▶ TASK TO COMPLETE:
With the pictures left out, every record must be reproduced exactly.

▶ MATERIALS PROVIDED:
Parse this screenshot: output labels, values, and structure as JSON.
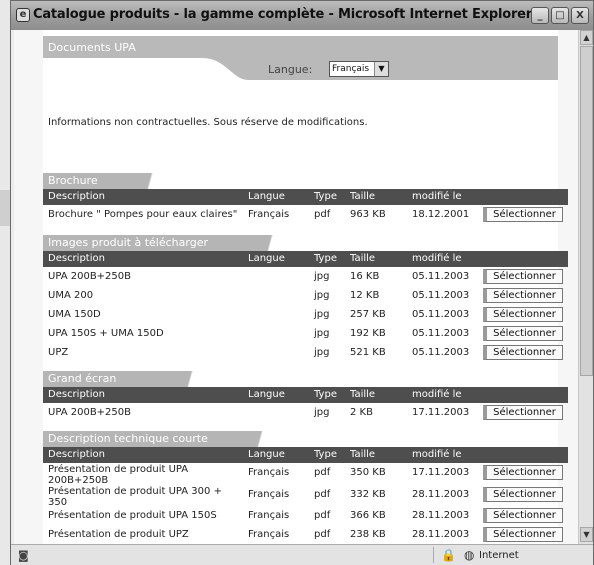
{
  "window": {
    "title": "Catalogue produits - la gamme complète - Microsoft Internet Explorer",
    "title_icon": "e",
    "btn_minimize": "_",
    "btn_maximize": "□",
    "btn_close": "X"
  },
  "page": {
    "top_band_label": "Documents UPA",
    "lang_label": "Langue:",
    "lang_value": "Français",
    "notice": "Informations non contractuelles. Sous réserve de modifications."
  },
  "columns": {
    "desc": "Description",
    "lang": "Langue",
    "type": "Type",
    "size": "Taille",
    "date": "modifié le"
  },
  "select_label": "Sélectionner",
  "sections": [
    {
      "title": "Brochure",
      "rows": [
        {
          "desc": "Brochure \" Pompes pour eaux claires\"",
          "lang": "Français",
          "type": "pdf",
          "size": "963 KB",
          "date": "18.12.2001"
        }
      ]
    },
    {
      "title": "Images produit à télécharger",
      "rows": [
        {
          "desc": "UPA 200B+250B",
          "lang": "",
          "type": "jpg",
          "size": "16 KB",
          "date": "05.11.2003"
        },
        {
          "desc": "UMA 200",
          "lang": "",
          "type": "jpg",
          "size": "12 KB",
          "date": "05.11.2003"
        },
        {
          "desc": "UMA 150D",
          "lang": "",
          "type": "jpg",
          "size": "257 KB",
          "date": "05.11.2003"
        },
        {
          "desc": "UPA 150S + UMA 150D",
          "lang": "",
          "type": "jpg",
          "size": "192 KB",
          "date": "05.11.2003"
        },
        {
          "desc": "UPZ",
          "lang": "",
          "type": "jpg",
          "size": "521 KB",
          "date": "05.11.2003"
        }
      ]
    },
    {
      "title": "Grand écran",
      "rows": [
        {
          "desc": "UPA 200B+250B",
          "lang": "",
          "type": "jpg",
          "size": "2 KB",
          "date": "17.11.2003"
        }
      ]
    },
    {
      "title": "Description technique courte",
      "rows": [
        {
          "desc": "Présentation de produit UPA 200B+250B",
          "lang": "Français",
          "type": "pdf",
          "size": "350 KB",
          "date": "17.11.2003"
        },
        {
          "desc": "Présentation de produit UPA 300 + 350",
          "lang": "Français",
          "type": "pdf",
          "size": "332 KB",
          "date": "28.11.2003"
        },
        {
          "desc": "Présentation de produit UPA 150S",
          "lang": "Français",
          "type": "pdf",
          "size": "366 KB",
          "date": "28.11.2003"
        },
        {
          "desc": "Présentation de produit UPZ",
          "lang": "Français",
          "type": "pdf",
          "size": "238 KB",
          "date": "28.11.2003"
        }
      ]
    }
  ],
  "status": {
    "zone": "Internet",
    "page_icon": "ie-page-icon",
    "lock_icon": "lock-icon",
    "zone_icon": "globe-icon"
  }
}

▶ EXPECTED ANSWER:
Parse this screenshot: output labels, values, and structure as JSON.
{
  "window": {
    "title": "Catalogue produits - la gamme complète - Microsoft Internet Explorer",
    "title_icon": "e",
    "btn_minimize": "_",
    "btn_maximize": "□",
    "btn_close": "X"
  },
  "page": {
    "top_band_label": "Documents UPA",
    "lang_label": "Langue:",
    "lang_value": "Français",
    "notice": "Informations non contractuelles. Sous réserve de modifications."
  },
  "columns": {
    "desc": "Description",
    "lang": "Langue",
    "type": "Type",
    "size": "Taille",
    "date": "modifié le"
  },
  "select_label": "Sélectionner",
  "sections": [
    {
      "title": "Brochure",
      "rows": [
        {
          "desc": "Brochure \" Pompes pour eaux claires\"",
          "lang": "Français",
          "type": "pdf",
          "size": "963 KB",
          "date": "18.12.2001"
        }
      ]
    },
    {
      "title": "Images produit à télécharger",
      "rows": [
        {
          "desc": "UPA 200B+250B",
          "lang": "",
          "type": "jpg",
          "size": "16 KB",
          "date": "05.11.2003"
        },
        {
          "desc": "UMA 200",
          "lang": "",
          "type": "jpg",
          "size": "12 KB",
          "date": "05.11.2003"
        },
        {
          "desc": "UMA 150D",
          "lang": "",
          "type": "jpg",
          "size": "257 KB",
          "date": "05.11.2003"
        },
        {
          "desc": "UPA 150S + UMA 150D",
          "lang": "",
          "type": "jpg",
          "size": "192 KB",
          "date": "05.11.2003"
        },
        {
          "desc": "UPZ",
          "lang": "",
          "type": "jpg",
          "size": "521 KB",
          "date": "05.11.2003"
        }
      ]
    },
    {
      "title": "Grand écran",
      "rows": [
        {
          "desc": "UPA 200B+250B",
          "lang": "",
          "type": "jpg",
          "size": "2 KB",
          "date": "17.11.2003"
        }
      ]
    },
    {
      "title": "Description technique courte",
      "rows": [
        {
          "desc": "Présentation de produit UPA 200B+250B",
          "lang": "Français",
          "type": "pdf",
          "size": "350 KB",
          "date": "17.11.2003"
        },
        {
          "desc": "Présentation de produit UPA 300 + 350",
          "lang": "Français",
          "type": "pdf",
          "size": "332 KB",
          "date": "28.11.2003"
        },
        {
          "desc": "Présentation de produit UPA 150S",
          "lang": "Français",
          "type": "pdf",
          "size": "366 KB",
          "date": "28.11.2003"
        },
        {
          "desc": "Présentation de produit UPZ",
          "lang": "Français",
          "type": "pdf",
          "size": "238 KB",
          "date": "28.11.2003"
        }
      ]
    }
  ],
  "status": {
    "zone": "Internet",
    "page_icon": "ie-page-icon",
    "lock_icon": "lock-icon",
    "zone_icon": "globe-icon"
  }
}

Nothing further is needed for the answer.